EXERCISE PROMPT: Where in the data below does the word "details" appear? Copy each line that holds it.

Records contained in a dataset:
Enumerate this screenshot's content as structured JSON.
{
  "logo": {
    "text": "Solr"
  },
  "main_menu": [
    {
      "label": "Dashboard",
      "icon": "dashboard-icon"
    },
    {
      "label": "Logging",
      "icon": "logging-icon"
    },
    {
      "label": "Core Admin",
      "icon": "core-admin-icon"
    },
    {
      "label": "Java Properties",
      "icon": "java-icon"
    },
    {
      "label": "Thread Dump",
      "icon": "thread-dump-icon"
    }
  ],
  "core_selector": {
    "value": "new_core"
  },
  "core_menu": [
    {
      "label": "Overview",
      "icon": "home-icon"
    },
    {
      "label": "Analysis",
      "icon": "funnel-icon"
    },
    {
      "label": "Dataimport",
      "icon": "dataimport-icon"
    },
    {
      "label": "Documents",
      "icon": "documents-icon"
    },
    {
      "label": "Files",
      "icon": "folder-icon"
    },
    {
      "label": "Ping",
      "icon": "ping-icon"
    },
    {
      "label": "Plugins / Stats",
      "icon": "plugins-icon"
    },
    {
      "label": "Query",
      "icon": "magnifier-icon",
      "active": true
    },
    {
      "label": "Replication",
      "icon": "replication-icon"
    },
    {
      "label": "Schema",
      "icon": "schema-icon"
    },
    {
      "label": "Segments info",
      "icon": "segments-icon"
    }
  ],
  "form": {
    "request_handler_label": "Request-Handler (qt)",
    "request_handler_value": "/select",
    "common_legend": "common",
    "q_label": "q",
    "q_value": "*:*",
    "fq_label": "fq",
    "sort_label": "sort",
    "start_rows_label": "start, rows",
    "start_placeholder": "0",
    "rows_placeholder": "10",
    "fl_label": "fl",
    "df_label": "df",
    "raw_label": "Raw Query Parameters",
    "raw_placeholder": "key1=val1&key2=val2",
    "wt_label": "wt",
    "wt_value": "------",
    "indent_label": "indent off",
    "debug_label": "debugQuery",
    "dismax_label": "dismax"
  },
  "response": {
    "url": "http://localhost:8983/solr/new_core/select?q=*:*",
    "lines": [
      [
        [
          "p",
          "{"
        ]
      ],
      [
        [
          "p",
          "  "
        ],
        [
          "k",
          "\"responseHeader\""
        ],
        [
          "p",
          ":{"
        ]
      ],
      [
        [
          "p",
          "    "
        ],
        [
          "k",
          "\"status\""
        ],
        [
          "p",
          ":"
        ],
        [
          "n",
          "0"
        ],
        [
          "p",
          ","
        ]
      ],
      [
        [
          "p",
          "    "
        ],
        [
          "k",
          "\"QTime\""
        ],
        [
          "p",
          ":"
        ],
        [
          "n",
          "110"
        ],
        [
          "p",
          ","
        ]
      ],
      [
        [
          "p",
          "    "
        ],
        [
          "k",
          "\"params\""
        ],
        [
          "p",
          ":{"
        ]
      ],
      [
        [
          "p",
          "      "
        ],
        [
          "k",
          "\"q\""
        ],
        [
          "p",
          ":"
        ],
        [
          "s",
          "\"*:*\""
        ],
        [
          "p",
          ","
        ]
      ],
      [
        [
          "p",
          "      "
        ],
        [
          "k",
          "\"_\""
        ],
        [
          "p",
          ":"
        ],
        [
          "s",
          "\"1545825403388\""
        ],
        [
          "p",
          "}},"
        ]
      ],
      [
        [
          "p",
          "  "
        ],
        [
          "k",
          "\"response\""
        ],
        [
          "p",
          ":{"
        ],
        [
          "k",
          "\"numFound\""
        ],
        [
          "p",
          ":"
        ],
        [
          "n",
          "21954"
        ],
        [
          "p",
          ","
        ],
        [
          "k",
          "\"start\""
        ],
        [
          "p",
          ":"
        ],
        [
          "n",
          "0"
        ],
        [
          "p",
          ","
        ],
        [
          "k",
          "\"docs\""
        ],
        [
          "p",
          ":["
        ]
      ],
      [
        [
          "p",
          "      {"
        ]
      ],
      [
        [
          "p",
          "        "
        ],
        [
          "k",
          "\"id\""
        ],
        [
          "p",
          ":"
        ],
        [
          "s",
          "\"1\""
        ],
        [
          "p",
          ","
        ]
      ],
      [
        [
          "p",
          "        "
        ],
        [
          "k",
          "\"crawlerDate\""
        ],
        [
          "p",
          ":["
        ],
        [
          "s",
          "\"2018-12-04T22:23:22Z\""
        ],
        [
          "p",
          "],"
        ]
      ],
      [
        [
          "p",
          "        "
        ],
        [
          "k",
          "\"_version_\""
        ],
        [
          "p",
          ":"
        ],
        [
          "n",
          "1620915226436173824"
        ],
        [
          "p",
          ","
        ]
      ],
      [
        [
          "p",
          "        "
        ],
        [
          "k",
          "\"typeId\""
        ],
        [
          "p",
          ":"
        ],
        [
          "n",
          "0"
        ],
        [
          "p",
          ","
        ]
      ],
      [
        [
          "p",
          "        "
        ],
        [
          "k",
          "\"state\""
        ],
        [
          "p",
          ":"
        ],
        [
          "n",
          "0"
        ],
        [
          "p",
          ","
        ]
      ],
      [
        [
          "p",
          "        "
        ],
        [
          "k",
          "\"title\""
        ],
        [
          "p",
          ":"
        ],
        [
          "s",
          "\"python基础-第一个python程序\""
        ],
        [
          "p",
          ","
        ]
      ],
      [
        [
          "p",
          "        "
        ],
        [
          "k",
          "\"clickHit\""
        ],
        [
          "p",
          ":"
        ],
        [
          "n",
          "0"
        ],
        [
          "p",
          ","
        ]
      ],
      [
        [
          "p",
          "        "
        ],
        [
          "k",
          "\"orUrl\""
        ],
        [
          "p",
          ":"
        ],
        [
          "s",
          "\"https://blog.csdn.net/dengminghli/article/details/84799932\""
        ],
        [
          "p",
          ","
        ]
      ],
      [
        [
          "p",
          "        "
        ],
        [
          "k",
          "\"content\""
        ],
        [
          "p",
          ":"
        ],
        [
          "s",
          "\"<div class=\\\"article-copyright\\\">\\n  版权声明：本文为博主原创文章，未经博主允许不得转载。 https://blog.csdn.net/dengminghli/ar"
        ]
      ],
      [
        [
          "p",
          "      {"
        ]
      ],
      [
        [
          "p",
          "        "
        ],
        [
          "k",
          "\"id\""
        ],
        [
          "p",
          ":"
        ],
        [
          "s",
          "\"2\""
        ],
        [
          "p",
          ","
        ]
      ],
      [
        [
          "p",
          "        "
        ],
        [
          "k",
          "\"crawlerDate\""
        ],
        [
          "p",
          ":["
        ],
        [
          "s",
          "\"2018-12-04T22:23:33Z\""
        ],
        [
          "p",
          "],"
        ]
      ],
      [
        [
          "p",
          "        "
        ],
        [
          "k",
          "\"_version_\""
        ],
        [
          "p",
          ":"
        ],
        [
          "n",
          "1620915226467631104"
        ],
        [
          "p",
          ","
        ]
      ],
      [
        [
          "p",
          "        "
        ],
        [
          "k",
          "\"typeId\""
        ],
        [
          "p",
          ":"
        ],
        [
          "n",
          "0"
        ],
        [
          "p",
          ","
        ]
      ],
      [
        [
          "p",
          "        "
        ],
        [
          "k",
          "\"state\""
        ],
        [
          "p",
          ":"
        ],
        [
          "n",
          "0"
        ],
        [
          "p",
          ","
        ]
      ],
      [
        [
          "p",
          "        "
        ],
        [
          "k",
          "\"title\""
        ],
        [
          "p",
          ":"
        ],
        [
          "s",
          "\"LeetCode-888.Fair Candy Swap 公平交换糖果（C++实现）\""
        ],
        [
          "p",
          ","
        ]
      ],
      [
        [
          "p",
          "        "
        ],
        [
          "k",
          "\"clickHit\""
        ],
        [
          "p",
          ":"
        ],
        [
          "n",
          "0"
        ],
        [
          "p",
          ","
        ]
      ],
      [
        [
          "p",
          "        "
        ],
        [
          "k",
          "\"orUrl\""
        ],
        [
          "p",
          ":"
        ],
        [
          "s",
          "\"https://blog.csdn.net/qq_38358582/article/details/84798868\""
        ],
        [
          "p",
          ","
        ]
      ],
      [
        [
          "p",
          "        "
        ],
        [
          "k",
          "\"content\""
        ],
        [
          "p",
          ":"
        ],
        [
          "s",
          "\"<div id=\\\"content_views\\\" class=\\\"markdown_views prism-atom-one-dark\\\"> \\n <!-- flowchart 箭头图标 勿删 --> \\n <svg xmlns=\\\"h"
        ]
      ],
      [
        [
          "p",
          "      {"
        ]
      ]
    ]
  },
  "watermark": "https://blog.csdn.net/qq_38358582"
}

TASK RESULT:
          "\"https://blog.csdn.net/dengminghli/article/details/84799932\""
          "\"https://blog.csdn.net/qq_38358582/article/details/84798868\""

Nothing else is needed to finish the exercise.